Icarus returns. But this time, instead of flying towards the sun, he aims to master the fall.

Some say we humans will one day find a way to fly on our own power.

While that's still beyond our reach, right now a curious race is underway: it's to see who will be the first to fall to earth safely without a parachute.

If mythical Icarus could have glided to the ground after his wings had melted instead of falling to his death, then the cautionary tale of human audacity would have taken on a completely different dimension.

Well, around the world devoted parachutists and building-jumpers -- one could call them new Icaruses -- are testing "wing suits" that mimic the skin of flying squirrels in a bold attempt to become the first human being to purposely fall from a great height without the use of a parachute and still walk to tell the tale.

Perhaps the most courageous (or crazy) of these aspiring flyers/landers is Loïc Jean-Albert of France, who likes to conduct his experiments over jagged mountain peaks. American Jeb Corliss is another notable aspirant. Both have recorded their practice jumps on video.

Are we repeating Icarus's mistake or are we taking steps in a new frontier? Our history is filled with risky challenges like this one. Some have resulted in tremendous failure; others in quantum leaps of development. Barriers are broken, and it appears humankind is attracted to these challenges despite the cost, often paid by the loss of life.

The New York Times recently provided a good overview of these new attempts to make jumping history. You can read the article here: http://www.nytimes.com/2007/12/10/sports/othersports/10flying.html. It contains a spectacular video and an interview with Jeb Corliss.

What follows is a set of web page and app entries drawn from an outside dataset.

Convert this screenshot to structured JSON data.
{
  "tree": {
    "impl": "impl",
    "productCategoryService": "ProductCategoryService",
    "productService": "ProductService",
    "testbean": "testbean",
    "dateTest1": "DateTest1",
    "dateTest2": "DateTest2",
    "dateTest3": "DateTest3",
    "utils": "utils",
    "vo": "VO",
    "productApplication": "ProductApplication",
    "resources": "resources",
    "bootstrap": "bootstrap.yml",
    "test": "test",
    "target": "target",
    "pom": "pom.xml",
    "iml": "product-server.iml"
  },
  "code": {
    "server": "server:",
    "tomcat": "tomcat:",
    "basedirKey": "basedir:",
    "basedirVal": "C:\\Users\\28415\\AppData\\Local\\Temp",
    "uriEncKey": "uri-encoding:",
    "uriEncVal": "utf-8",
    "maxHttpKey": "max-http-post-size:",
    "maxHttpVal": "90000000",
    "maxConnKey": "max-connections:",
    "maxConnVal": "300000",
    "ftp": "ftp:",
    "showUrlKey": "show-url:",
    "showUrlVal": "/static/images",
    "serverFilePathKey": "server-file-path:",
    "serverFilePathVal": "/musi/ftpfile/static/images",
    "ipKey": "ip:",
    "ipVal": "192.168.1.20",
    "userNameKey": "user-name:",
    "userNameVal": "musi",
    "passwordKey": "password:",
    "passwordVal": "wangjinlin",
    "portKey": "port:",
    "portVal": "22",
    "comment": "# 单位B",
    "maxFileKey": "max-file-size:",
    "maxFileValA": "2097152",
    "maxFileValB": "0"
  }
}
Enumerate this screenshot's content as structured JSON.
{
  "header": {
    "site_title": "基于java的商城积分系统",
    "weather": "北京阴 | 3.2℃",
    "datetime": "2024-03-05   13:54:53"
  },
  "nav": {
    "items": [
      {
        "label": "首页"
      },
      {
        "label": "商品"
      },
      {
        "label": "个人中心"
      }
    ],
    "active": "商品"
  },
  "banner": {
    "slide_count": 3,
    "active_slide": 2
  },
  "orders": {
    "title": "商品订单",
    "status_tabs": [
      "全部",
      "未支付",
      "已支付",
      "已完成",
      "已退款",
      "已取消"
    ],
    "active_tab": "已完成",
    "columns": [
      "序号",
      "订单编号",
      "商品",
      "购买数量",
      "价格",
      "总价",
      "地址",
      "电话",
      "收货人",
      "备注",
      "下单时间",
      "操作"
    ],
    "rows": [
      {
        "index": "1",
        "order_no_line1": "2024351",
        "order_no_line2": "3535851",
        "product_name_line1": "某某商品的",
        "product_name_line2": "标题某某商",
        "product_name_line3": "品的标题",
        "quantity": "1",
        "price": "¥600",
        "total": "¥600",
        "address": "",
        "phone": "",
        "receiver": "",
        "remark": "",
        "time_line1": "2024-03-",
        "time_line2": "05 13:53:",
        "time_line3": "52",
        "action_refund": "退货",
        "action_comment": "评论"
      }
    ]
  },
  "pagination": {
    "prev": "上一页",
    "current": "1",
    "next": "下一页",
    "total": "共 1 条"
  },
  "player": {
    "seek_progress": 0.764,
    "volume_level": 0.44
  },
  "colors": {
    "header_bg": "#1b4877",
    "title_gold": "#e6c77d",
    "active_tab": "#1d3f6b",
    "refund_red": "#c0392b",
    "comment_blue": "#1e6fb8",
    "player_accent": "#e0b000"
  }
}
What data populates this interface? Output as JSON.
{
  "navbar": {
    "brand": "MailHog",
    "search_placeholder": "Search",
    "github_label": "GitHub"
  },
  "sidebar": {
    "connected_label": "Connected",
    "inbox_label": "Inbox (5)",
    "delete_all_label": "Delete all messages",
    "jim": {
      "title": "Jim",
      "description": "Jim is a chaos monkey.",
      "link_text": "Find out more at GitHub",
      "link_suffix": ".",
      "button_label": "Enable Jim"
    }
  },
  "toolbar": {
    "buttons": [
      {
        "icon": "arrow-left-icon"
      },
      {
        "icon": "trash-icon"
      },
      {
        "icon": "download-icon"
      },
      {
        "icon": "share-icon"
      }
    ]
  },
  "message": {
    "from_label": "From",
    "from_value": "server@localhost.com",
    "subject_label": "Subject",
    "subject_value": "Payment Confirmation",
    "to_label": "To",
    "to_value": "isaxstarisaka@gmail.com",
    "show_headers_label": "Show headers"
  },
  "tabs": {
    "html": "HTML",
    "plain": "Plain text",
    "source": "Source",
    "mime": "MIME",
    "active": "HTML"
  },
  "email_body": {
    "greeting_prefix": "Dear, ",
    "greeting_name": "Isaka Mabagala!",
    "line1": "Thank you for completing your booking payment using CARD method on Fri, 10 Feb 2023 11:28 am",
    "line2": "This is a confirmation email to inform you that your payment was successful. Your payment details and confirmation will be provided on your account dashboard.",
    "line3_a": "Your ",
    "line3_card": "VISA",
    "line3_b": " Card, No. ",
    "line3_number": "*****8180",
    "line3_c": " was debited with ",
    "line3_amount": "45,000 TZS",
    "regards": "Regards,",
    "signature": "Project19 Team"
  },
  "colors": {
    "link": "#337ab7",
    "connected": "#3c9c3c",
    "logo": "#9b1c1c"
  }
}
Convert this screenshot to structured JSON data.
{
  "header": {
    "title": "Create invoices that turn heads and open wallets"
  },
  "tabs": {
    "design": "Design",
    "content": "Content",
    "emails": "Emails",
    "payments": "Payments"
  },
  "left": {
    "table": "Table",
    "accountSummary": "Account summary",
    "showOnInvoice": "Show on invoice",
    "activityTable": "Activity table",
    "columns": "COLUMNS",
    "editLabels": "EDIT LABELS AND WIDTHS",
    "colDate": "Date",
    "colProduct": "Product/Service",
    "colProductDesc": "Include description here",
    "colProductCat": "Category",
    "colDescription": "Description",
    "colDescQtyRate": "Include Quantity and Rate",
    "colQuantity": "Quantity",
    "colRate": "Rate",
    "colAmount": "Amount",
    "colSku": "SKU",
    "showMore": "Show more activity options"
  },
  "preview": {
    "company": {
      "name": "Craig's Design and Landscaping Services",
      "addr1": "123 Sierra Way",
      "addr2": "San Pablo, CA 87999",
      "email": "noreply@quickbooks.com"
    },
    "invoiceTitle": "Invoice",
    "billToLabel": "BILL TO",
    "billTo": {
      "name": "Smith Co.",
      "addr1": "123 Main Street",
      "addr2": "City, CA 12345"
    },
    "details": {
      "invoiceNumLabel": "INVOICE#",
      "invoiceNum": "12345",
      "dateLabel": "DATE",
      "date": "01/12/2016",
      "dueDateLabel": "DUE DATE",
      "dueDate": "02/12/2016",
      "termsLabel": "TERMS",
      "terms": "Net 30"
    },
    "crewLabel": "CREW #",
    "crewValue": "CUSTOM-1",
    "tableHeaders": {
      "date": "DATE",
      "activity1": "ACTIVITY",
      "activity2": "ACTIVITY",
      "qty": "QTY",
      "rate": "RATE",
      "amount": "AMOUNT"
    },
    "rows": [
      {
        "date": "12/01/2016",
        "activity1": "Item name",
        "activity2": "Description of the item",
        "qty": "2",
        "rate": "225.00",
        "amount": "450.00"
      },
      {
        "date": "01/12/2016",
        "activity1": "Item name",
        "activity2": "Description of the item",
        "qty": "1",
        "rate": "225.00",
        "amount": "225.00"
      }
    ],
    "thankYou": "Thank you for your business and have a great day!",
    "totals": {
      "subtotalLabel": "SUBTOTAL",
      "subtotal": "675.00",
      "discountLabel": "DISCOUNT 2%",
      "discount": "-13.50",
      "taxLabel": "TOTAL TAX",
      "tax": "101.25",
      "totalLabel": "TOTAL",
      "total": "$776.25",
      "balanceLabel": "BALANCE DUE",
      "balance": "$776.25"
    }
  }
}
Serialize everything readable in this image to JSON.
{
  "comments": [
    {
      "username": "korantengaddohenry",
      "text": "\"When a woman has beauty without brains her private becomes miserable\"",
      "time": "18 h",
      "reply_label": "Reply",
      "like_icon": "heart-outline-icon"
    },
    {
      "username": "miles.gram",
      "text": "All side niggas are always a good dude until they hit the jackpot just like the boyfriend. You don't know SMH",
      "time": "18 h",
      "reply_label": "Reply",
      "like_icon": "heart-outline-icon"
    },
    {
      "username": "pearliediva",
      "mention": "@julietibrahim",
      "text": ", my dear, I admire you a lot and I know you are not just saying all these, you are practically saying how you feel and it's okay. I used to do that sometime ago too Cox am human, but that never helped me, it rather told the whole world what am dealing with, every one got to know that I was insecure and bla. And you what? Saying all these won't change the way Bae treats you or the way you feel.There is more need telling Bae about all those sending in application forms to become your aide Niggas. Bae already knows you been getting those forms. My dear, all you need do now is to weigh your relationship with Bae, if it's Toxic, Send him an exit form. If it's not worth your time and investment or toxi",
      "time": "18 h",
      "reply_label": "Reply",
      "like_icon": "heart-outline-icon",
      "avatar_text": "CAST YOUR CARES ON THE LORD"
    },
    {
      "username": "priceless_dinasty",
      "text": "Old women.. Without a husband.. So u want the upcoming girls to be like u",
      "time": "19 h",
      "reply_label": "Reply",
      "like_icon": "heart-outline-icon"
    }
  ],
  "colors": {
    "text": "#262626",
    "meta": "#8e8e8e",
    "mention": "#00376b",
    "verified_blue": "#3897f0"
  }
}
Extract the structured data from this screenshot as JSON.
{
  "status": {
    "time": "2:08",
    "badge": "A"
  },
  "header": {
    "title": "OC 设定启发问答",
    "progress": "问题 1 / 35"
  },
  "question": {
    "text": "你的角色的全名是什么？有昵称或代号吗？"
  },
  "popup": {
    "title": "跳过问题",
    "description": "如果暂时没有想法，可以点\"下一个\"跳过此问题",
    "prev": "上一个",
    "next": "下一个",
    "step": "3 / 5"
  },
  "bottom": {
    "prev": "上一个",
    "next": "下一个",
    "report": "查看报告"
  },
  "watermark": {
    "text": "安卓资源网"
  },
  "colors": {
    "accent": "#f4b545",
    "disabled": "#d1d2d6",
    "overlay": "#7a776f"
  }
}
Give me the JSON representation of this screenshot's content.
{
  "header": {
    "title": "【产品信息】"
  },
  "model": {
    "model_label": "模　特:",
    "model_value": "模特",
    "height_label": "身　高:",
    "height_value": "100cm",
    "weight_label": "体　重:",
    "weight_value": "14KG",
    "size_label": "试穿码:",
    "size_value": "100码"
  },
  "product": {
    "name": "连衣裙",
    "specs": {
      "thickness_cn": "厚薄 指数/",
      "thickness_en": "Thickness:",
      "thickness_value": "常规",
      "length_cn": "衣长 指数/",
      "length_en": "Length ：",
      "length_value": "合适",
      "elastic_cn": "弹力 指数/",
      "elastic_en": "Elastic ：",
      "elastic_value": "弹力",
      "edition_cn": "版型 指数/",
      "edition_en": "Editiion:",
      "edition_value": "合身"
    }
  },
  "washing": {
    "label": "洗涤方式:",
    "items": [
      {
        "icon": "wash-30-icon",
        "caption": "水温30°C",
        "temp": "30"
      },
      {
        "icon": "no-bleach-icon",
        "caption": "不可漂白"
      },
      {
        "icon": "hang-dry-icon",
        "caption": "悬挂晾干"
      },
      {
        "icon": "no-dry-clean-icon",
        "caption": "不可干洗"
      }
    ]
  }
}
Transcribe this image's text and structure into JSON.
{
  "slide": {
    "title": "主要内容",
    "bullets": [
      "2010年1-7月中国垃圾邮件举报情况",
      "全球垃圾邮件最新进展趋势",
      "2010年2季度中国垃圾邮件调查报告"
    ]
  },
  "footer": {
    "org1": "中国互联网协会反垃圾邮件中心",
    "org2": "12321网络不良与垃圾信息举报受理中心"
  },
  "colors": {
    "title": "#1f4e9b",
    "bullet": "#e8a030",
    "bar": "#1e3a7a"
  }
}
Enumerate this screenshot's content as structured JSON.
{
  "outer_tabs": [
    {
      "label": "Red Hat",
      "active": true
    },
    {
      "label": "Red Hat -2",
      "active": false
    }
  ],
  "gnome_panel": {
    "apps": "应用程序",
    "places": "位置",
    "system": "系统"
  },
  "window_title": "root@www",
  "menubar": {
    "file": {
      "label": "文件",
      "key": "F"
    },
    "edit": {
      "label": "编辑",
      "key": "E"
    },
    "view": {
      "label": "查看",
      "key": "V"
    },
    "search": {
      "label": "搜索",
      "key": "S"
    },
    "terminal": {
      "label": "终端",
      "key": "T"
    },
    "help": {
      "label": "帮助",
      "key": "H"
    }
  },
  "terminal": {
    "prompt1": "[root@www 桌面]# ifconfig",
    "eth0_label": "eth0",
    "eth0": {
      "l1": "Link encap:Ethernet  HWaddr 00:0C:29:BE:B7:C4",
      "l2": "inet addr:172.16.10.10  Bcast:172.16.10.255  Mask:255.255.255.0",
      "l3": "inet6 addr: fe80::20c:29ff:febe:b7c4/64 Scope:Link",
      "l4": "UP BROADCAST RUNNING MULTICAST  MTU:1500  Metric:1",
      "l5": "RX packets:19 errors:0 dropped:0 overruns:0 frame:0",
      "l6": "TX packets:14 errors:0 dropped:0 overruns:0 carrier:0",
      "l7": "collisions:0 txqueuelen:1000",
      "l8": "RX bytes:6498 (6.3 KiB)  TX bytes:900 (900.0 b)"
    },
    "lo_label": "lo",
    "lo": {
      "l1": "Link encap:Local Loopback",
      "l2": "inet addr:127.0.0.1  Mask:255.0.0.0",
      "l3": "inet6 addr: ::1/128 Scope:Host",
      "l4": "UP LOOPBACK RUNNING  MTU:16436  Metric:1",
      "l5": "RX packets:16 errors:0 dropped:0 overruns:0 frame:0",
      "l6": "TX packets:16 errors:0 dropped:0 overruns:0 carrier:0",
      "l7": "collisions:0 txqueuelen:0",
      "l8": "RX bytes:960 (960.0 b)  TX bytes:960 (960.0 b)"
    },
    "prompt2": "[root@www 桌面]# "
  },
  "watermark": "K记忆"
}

To see a truly astounding piece of video, click on YouTube's "Flying Dude," about Loic Jean-Albert. One can appreciate the danger of this endeavour as he flies past a camera position high on the slopes of a mountain.

If anyone succeeds at this, I don't want to see it live on television. I will watch the video when it's posted afterwards.
Photograph is courtesy of the stock.xchng

If you liked this post, you might find this one from September interesting: it's about another type of record.

No comments:

Post a Comment